2012-02-03 12:18:11

Barry D. Bruce, professor of biochemistry, cellular and molecular biology, at the University of Tennessee, Knoxville, is turning the term "power plant" on its head. The biochemist and a team of researchers have developed a system that taps into photosynthetic processes to produce efficient and inexpensive energy. Bruce collaborated with researchers from the Massachusetts Institute of Technology and Ecole Polytechnique Federale in Switzerland to develop a process that improves the...

2012-02-03 09:21:23

Researchers are turning to plants and solar power in the search for new sources of renewable and sustainable energy that can support the transition from rapidly depleting fossil fuels to a bio-based society. An article published by Cell Press in the February 8th issue of Trends in Plant Science discusses innovative strategies for harnessing and re-routing the chemical reactions associated with photosynthesis to efficiently produce highly valuable products. Photosynthesis is a biological...

2012-02-01 01:10:25

A team of researchers led by Michigan State University has discovered an overachieving plant enzyme that works both the day and night shifts. The discovery, featured in the current issue of Proceedings of the National Academies of Science, shows that plants evolved a new function for this enzyme by changing merely one of its protein building blocks. The enzyme, ATP synthase, usually works the day shift, serving as a key player in storing energy created through photosynthesis in the...

2012-01-26 12:55:34

A new study comparing the carbon-holding power of freshwater wetlands has produced measurements suggesting that wetlands in temperate regions are more valuable as carbon sinks than current policies imply, according to researchers.
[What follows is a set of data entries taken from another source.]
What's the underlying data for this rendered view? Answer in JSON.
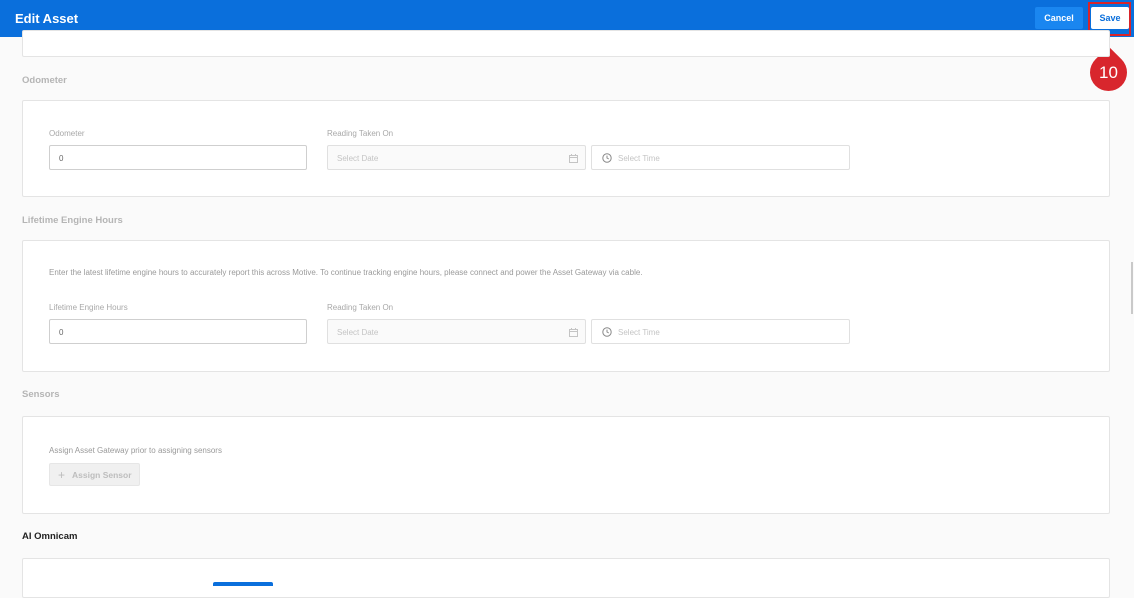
{
  "header": {
    "title": "Edit Asset",
    "cancel_label": "Cancel",
    "save_label": "Save"
  },
  "annotation": {
    "step_number": "10",
    "color": "#d8262d"
  },
  "odometer": {
    "section_title": "Odometer",
    "field_label": "Odometer",
    "field_value": "0",
    "reading_label": "Reading Taken On",
    "date_placeholder": "Select Date",
    "time_placeholder": "Select Time"
  },
  "engine_hours": {
    "section_title": "Lifetime Engine Hours",
    "help_text": "Enter the latest lifetime engine hours to accurately report this across Motive. To continue tracking engine hours, please connect and power the Asset Gateway via cable.",
    "field_label": "Lifetime Engine Hours",
    "field_value": "0",
    "reading_label": "Reading Taken On",
    "date_placeholder": "Select Date",
    "time_placeholder": "Select Time"
  },
  "sensors": {
    "section_title": "Sensors",
    "help_text": "Assign Asset Gateway prior to assigning sensors",
    "assign_label": "Assign Sensor"
  },
  "omnicam": {
    "section_title": "AI Omnicam"
  },
  "colors": {
    "brand_blue": "#0a6fdc",
    "accent_red": "#d8242a"
  },
  "icons": [
    "calendar-icon",
    "clock-icon",
    "plus-icon"
  ]
}
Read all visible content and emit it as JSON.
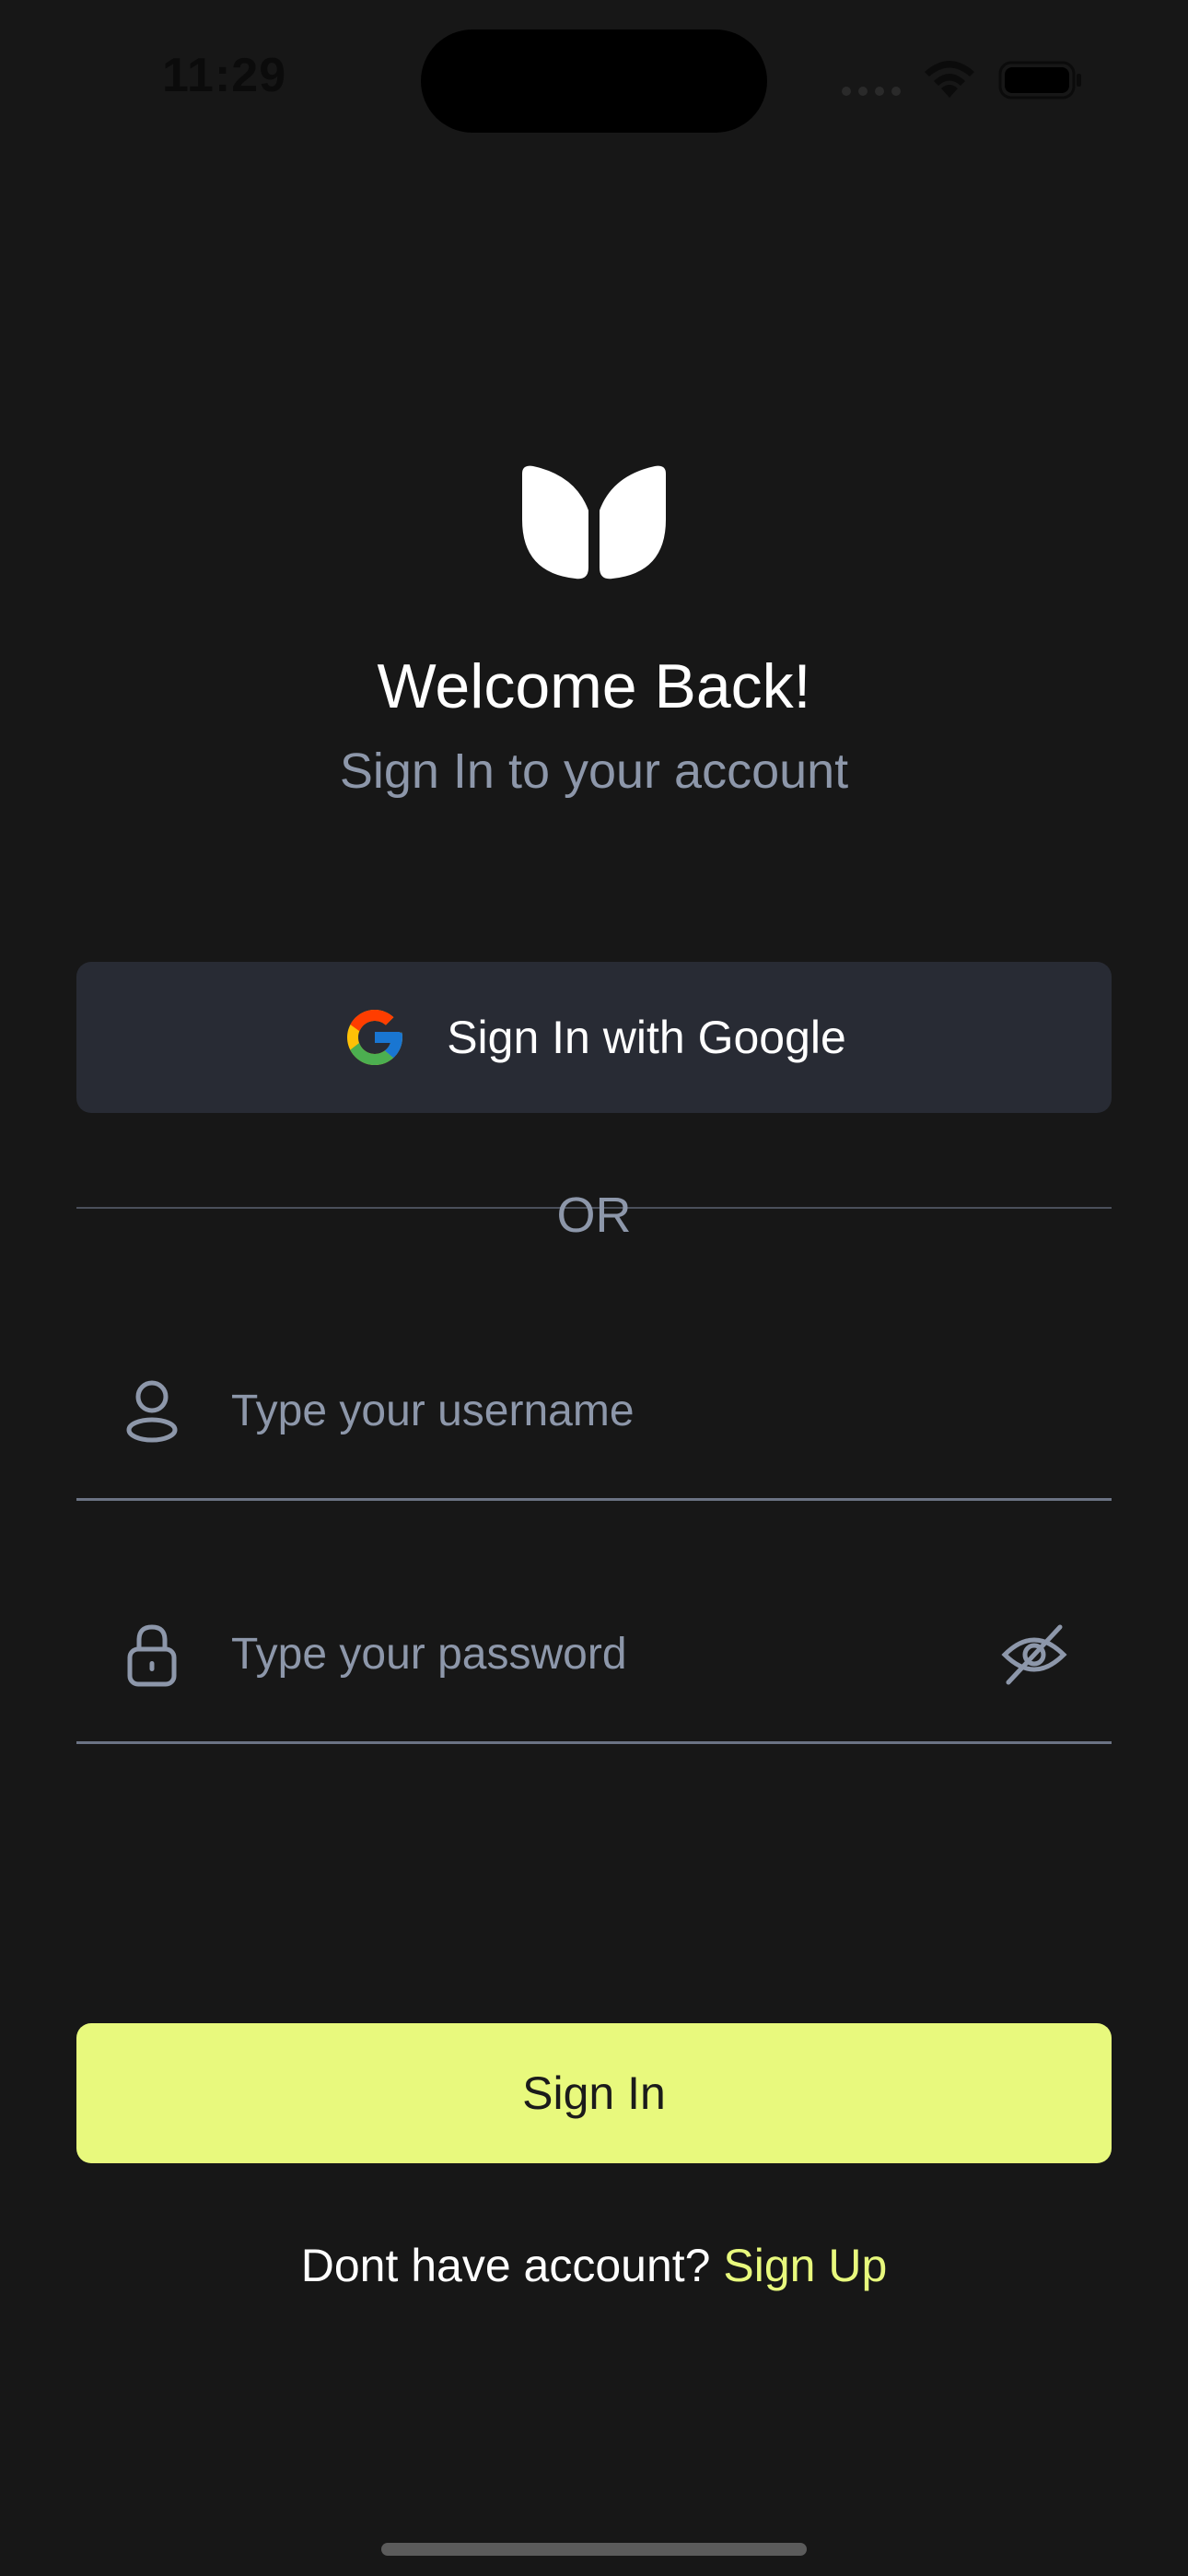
{
  "status_bar": {
    "time": "11:29",
    "icons": [
      "signal-icon",
      "wifi-icon",
      "battery-icon"
    ]
  },
  "header": {
    "logo": "app-logo",
    "title": "Welcome Back!",
    "subtitle": "Sign In to your account"
  },
  "google": {
    "icon": "google-icon",
    "label": "Sign In with Google"
  },
  "divider": {
    "label": "OR"
  },
  "form": {
    "username": {
      "icon": "user-icon",
      "placeholder": "Type your username",
      "value": ""
    },
    "password": {
      "icon": "lock-icon",
      "placeholder": "Type your password",
      "value": "",
      "toggle_icon": "eye-off-icon"
    }
  },
  "actions": {
    "sign_in_label": "Sign In",
    "signup_prompt": "Dont have account?",
    "signup_link": "Sign Up"
  },
  "colors": {
    "background": "#171717",
    "accent": "#e8f97d",
    "muted_text": "#8d97aa",
    "card": "#282b34"
  }
}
The study compared several wetlands at two Ohio wetland sites: one composed of mostly stagnant water and one characterized by water regularly flowing through it. The study showed that the stagnant wetland had an average carbon storage rate per year that is almost...

2012-01-25 12:42:36

The upsurge in droughts is one of the main consequences of climate change, and affects crops in particular. However, Anabel Robredo, a biologist at the University of the Basque Country (UPV/EHU), has confirmed that in the case of barley at least, climate change itself is providing it with self-defence mechanisms to tackle a lack of water. Climate change is in fact also responsible for a considerable increase in the concentration of CO2, a gas that, paradoxically, is providing this plant with...

Molecular 'Culprit' Linked To Rise Of Planetary Oxygen
2012-01-11 04:34:18

A turning point in the history of life occurred 2 to 3 billion years ago with the unprecedented appearance and dramatic rise of molecular oxygen. Now researchers report they have identified an enzyme that was the first — or among the first — to generate molecular oxygen on Earth. The new findings, reported in the journal Structure, build on more than a dozen previous studies that aim to track the molecular evolution of life by looking for evidence of that history in present-day...


Word of the Day
humgruffin
  • A terrible or repulsive person.
Regarding the etymology of 'humgruffin,' the OED says (rather unhelpfully) that it's a 'made-up word.' We might guess that 'hum' comes from 'humbug' or possibly 'hum' meaning 'a disagreeable smell,' while 'gruffin' could be a combination of 'gruff' and 'griffin.'